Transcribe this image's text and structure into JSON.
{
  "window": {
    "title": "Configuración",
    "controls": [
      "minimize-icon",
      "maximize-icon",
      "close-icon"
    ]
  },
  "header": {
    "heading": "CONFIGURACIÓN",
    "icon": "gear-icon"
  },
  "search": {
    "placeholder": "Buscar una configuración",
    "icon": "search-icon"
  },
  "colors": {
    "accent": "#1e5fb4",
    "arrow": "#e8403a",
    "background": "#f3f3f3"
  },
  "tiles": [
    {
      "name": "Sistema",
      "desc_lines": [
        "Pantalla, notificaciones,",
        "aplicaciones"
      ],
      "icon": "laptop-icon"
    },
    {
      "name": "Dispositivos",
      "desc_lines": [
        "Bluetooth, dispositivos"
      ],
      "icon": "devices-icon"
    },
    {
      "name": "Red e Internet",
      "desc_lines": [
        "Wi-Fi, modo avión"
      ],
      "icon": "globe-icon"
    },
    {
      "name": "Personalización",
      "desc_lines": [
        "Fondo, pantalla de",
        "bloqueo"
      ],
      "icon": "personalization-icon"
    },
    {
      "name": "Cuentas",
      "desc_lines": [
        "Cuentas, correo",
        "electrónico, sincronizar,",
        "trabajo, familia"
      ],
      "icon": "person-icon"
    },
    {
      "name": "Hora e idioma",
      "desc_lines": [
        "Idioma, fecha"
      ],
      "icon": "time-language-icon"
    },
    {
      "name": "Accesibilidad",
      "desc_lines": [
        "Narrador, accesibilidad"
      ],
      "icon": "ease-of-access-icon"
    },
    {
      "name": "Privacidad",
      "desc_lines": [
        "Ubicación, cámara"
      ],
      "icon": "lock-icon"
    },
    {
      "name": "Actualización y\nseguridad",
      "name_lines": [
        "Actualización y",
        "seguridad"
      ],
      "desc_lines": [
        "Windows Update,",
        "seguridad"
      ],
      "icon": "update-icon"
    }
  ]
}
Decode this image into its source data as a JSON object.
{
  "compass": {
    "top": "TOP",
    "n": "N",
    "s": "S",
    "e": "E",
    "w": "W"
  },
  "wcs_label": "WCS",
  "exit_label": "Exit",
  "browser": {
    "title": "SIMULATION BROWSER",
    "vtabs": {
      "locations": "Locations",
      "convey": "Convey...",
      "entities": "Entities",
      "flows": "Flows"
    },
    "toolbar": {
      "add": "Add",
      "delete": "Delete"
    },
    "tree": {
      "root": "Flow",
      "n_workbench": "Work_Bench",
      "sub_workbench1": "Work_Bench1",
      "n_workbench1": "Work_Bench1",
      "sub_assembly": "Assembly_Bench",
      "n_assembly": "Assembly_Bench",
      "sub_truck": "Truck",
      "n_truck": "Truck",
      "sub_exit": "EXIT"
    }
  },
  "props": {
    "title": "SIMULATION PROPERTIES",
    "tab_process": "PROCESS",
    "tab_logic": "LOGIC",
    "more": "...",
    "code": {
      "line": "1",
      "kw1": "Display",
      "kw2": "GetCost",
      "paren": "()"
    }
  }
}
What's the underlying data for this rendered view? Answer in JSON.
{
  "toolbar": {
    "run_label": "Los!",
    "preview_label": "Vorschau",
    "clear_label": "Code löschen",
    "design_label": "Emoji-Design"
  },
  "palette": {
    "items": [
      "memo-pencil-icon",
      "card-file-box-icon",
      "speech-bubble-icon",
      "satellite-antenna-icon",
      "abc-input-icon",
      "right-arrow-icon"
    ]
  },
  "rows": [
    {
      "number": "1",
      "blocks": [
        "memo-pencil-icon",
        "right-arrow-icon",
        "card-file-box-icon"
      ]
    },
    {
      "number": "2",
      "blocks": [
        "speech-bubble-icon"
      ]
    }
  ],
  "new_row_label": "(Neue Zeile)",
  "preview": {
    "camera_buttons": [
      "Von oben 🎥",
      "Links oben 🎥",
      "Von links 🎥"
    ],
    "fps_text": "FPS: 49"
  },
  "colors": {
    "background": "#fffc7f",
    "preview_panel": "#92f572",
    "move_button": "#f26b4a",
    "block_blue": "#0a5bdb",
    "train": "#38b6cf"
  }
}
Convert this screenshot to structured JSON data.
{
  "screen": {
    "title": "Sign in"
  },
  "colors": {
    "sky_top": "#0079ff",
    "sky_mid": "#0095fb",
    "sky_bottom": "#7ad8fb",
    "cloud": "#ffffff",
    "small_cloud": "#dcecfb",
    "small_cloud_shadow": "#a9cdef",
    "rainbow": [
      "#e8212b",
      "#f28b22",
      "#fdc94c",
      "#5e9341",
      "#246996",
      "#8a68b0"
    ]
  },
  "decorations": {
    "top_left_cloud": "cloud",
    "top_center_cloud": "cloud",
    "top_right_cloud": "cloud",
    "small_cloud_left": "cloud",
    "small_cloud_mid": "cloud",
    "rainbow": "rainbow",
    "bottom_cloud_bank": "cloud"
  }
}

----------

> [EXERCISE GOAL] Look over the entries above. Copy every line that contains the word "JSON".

> [RESPONSE TO THIS TASK]
Transcribe this image's text and structure into JSON.
Decode this image into its source data as a JSON object.
What's the underlying data for this rendered view? Answer in JSON.
Convert this screenshot to structured JSON data.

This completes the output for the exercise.